##### Entries supplied

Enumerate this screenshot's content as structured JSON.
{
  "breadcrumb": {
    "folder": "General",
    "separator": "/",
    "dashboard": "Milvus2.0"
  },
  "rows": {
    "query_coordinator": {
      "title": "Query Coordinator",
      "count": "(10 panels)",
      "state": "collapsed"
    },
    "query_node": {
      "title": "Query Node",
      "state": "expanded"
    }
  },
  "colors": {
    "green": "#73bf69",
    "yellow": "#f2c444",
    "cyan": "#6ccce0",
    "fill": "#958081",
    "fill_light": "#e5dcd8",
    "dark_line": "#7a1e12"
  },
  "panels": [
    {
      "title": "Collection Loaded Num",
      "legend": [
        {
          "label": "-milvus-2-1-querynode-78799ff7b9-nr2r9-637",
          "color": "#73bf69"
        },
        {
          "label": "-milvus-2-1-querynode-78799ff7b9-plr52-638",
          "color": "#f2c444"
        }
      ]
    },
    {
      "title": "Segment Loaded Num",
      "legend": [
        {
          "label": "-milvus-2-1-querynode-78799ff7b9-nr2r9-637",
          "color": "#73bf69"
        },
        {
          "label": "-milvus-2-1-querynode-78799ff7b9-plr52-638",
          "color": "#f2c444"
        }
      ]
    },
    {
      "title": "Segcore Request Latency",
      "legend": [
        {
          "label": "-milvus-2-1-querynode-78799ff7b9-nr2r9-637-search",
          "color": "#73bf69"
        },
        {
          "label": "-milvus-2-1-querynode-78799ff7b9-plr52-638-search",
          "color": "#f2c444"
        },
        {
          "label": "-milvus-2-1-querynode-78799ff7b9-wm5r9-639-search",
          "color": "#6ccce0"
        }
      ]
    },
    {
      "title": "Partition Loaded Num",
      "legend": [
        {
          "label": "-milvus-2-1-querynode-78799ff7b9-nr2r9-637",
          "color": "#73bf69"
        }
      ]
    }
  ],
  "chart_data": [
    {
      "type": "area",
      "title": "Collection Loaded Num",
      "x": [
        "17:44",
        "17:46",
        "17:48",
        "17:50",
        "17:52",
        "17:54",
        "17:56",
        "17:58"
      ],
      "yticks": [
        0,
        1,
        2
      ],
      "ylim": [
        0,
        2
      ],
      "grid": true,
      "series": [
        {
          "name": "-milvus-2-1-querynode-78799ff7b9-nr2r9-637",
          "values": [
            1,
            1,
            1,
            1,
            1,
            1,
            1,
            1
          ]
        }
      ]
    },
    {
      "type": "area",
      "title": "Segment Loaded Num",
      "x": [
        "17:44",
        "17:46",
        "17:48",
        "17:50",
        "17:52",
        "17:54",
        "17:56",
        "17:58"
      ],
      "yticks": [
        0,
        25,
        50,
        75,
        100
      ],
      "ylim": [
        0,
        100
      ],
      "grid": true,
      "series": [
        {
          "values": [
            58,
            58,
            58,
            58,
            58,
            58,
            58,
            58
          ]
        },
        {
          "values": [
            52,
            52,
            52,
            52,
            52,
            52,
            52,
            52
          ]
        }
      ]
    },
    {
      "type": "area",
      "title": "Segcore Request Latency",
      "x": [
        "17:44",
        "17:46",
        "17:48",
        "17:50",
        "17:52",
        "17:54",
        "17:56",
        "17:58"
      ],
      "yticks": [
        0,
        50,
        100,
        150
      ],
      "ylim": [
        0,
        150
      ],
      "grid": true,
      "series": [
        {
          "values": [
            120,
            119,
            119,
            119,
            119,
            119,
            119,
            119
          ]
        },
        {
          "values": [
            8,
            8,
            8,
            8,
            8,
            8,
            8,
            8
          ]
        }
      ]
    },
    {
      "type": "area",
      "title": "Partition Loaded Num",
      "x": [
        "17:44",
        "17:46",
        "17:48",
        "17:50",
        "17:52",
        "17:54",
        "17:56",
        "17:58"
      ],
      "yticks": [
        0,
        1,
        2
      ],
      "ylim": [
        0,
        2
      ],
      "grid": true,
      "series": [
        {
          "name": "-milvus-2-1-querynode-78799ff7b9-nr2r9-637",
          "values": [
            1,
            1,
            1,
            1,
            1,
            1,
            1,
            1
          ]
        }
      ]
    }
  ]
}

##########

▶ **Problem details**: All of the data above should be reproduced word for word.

▶ **Task result**:
Enumerate this screenshot's content as structured JSON.
{
  "breadcrumb": {
    "folder": "General",
    "separator": "/",
    "dashboard": "Milvus2.0"
  },
  "rows": {
    "query_coordinator": {
      "title": "Query Coordinator",
      "count": "(10 panels)",
      "state": "collapsed"
    },
    "query_node": {
      "title": "Query Node",
      "state": "expanded"
    }
  },
  "colors": {
    "green": "#73bf69",
    "yellow": "#f2c444",
    "cyan": "#6ccce0",
    "fill": "#958081",
    "fill_light": "#e5dcd8",
    "dark_line": "#7a1e12"
  },
  "panels": [
    {
      "title": "Collection Loaded Num",
      "legend": [
        {
          "label": "-milvus-2-1-querynode-78799ff7b9-nr2r9-637",
          "color": "#73bf69"
        },
        {
          "label": "-milvus-2-1-querynode-78799ff7b9-plr52-638",
          "color": "#f2c444"
        }
      ]
    },
    {
      "title": "Segment Loaded Num",
      "legend": [
        {
          "label": "-milvus-2-1-querynode-78799ff7b9-nr2r9-637",
          "color": "#73bf69"
        },
        {
          "label": "-milvus-2-1-querynode-78799ff7b9-plr52-638",
          "color": "#f2c444"
        }
      ]
    },
    {
      "title": "Segcore Request Latency",
      "legend": [
        {
          "label": "-milvus-2-1-querynode-78799ff7b9-nr2r9-637-search",
          "color": "#73bf69"
        },
        {
          "label": "-milvus-2-1-querynode-78799ff7b9-plr52-638-search",
          "color": "#f2c444"
        },
        {
          "label": "-milvus-2-1-querynode-78799ff7b9-wm5r9-639-search",
          "color": "#6ccce0"
        }
      ]
    },
    {
      "title": "Partition Loaded Num",
      "legend": [
        {
          "label": "-milvus-2-1-querynode-78799ff7b9-nr2r9-637",
          "color": "#73bf69"
        }
      ]
    }
  ],
  "chart_data": [
    {
      "type": "area",
      "title": "Collection Loaded Num",
      "x": [
        "17:44",
        "17:46",
        "17:48",
        "17:50",
        "17:52",
        "17:54",
        "17:56",
        "17:58"
      ],
      "yticks": [
        0,
        1,
        2
      ],
      "ylim": [
        0,
        2
      ],
      "grid": true,
      "series": [
        {
          "name": "-milvus-2-1-querynode-78799ff7b9-nr2r9-637",
          "values": [
            1,
            1,
            1,
            1,
            1,
            1,
            1,
            1
          ]
        }
      ]
    },
    {
      "type": "area",
      "title": "Segment Loaded Num",
      "x": [
        "17:44",
        "17:46",
        "17:48",
        "17:50",
        "17:52",
        "17:54",
        "17:56",
        "17:58"
      ],
      "yticks": [
        0,
        25,
        50,
        75,
        100
      ],
      "ylim": [
        0,
        100
      ],
      "grid": true,
      "series": [
        {
          "values": [
            58,
            58,
            58,
            58,
            58,
            58,
            58,
            58
          ]
        },
        {
          "values": [
            52,
            52,
            52,
            52,
            52,
            52,
            52,
            52
          ]
        }
      ]
    },
    {
      "type": "area",
      "title": "Segcore Request Latency",
      "x": [
        "17:44",
        "17:46",
        "17:48",
        "17:50",
        "17:52",
        "17:54",
        "17:56",
        "17:58"
      ],
      "yticks": [
        0,
        50,
        100,
        150
      ],
      "ylim": [
        0,
        150
      ],
      "grid": true,
      "series": [
        {
          "values": [
            120,
            119,
            119,
            119,
            119,
            119,
            119,
            119
          ]
        },
        {
          "values": [
            8,
            8,
            8,
            8,
            8,
            8,
            8,
            8
          ]
        }
      ]
    },
    {
      "type": "area",
      "title": "Partition Loaded Num",
      "x": [
        "17:44",
        "17:46",
        "17:48",
        "17:50",
        "17:52",
        "17:54",
        "17:56",
        "17:58"
      ],
      "yticks": [
        0,
        1,
        2
      ],
      "ylim": [
        0,
        2
      ],
      "grid": true,
      "series": [
        {
          "name": "-milvus-2-1-querynode-78799ff7b9-nr2r9-637",
          "values": [
            1,
            1,
            1,
            1,
            1,
            1,
            1,
            1
          ]
        }
      ]
    }
  ]
}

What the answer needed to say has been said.